Find out what it means to me
I have a lot of translation work to do.
It’s Easter today and my kids are home, not at school. After hours of playing on their Ipad, they are getting bored and suddenly feel that I should become their personal entertainer.
As a result, it looks like my productivity is going down the drain. Sound familiar? Time to gain some respect for my translation work and have my job as a translator taken seriously.
A Little Respect (Just a Little Bit)
Many people complain that the work of a translator is not recognised or valued by clients and the labour market, and that we are increasingly underestimated mainly when it comes to values. However, we barely realise that it is equally important to educate those who spend the most time with us i.e our family.
When doing translation work, let’s agree that no one deserves to hear from relatives things like “But you do not work!” Or “You simply stay on your computer all day!”. Not to mention having to deal with gatherings of all sorts, whenever it seems that everyone has decided to meet and share party dips and you have a very tight deadline. And you have to fence the occasional “When will you stop what you’re doing and have some fun for once? This can wait” Or even worse – ”When will you get a real job?”. Well, here are some tips for you to impose your chosen profession and get rid of those unpleasant questions.
R-E-S-P-E-C-T for the Concept
Do people know and/or realise what you do when you do translation work? If not, explain it to them. You are a translator, not a language teacher, a walking dictionary or a living grammar book, for crying out loud. You may be a language specialist, but it is important to make people understand what you translate, and while translation – didactic and linguistic – may complement each other, they are different activities that require different skills.
R-E-S-P-E-C-T for your work
People who live with you need to understand that your home is your place of work. If you have decided to turn one of the bedrooms of your house into a home-office, please state that there must be silence during a certain period of the day, with as few interruptions as possible. If necessary, customise a beautiful “I’m working” sign and hang it on your now-office door. For the worst case scenarios, go for a “Do not disturb” sign and work happily in your little corner.
R-E-S-P-E-C-T for the fruit of your translation work

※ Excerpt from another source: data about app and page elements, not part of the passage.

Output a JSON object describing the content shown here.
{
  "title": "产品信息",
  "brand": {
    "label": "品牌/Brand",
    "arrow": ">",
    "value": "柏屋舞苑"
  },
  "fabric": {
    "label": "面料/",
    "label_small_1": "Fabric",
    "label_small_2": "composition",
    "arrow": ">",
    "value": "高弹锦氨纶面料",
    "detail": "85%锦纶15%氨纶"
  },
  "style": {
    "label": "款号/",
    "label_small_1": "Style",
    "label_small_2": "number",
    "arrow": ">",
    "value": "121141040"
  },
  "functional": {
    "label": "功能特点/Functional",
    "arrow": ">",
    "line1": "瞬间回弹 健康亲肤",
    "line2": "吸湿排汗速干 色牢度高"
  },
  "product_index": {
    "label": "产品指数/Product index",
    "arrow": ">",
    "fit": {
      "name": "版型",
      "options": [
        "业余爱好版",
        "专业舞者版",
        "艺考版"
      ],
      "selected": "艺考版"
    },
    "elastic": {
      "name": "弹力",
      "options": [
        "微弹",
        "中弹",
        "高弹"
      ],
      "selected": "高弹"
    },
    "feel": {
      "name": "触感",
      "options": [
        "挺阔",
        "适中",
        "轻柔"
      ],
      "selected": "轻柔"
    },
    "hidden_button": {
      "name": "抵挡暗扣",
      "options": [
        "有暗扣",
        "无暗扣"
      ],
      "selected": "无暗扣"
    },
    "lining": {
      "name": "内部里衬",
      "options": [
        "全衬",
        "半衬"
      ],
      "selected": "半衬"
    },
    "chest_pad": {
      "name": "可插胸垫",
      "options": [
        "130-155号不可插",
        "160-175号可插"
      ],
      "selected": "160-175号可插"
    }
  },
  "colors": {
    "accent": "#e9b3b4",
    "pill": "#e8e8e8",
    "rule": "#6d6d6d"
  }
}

As a translator and a freelancer, you are a provider for your family. Don’t think otherwise or let people think otherwise. So when your favourite aunty wants to share a nostalgic moment with you, or just chat, show them that your work is a money tree in your household. Whenever or wherever you practise, you need to work to pay off your debts. Combine to interact with them at lunchtime, tea at five o’clock, or any other appropriate time, but not during work hours.
Translation work – Keep on tryin’ (just a little bit)
As translators, we face a daily struggle to win new clients, gain values that match our efforts, stand out in the midst of the job market, be recognised as a serious category (not just as a “complementary” profession) and to impose a set of limits that determine our professional well-being. So my advice is this – If you cannot organise a work-at-home routine, you will not have the necessary structure to process these activities.
Imposing limits is a necessity. Other people might know little of our profession, and it is up to us to establish certain parameters. Just as you had to remind this nice customer of yours who called you two or three times during the night that your time zone is different from theirs, you should teach whoever shares the same roof with you that there are working hours in your business.
All I’m askin’
Is for a little respect when you get home (just a little bit)
So kids, whether you’re home or coming back from school, after I have taken care of your tea, no loud music, no unnecessary interruptions, no sudden intrusions.
I’m working. OK?
After all, Aretha taught us: Respect is needed.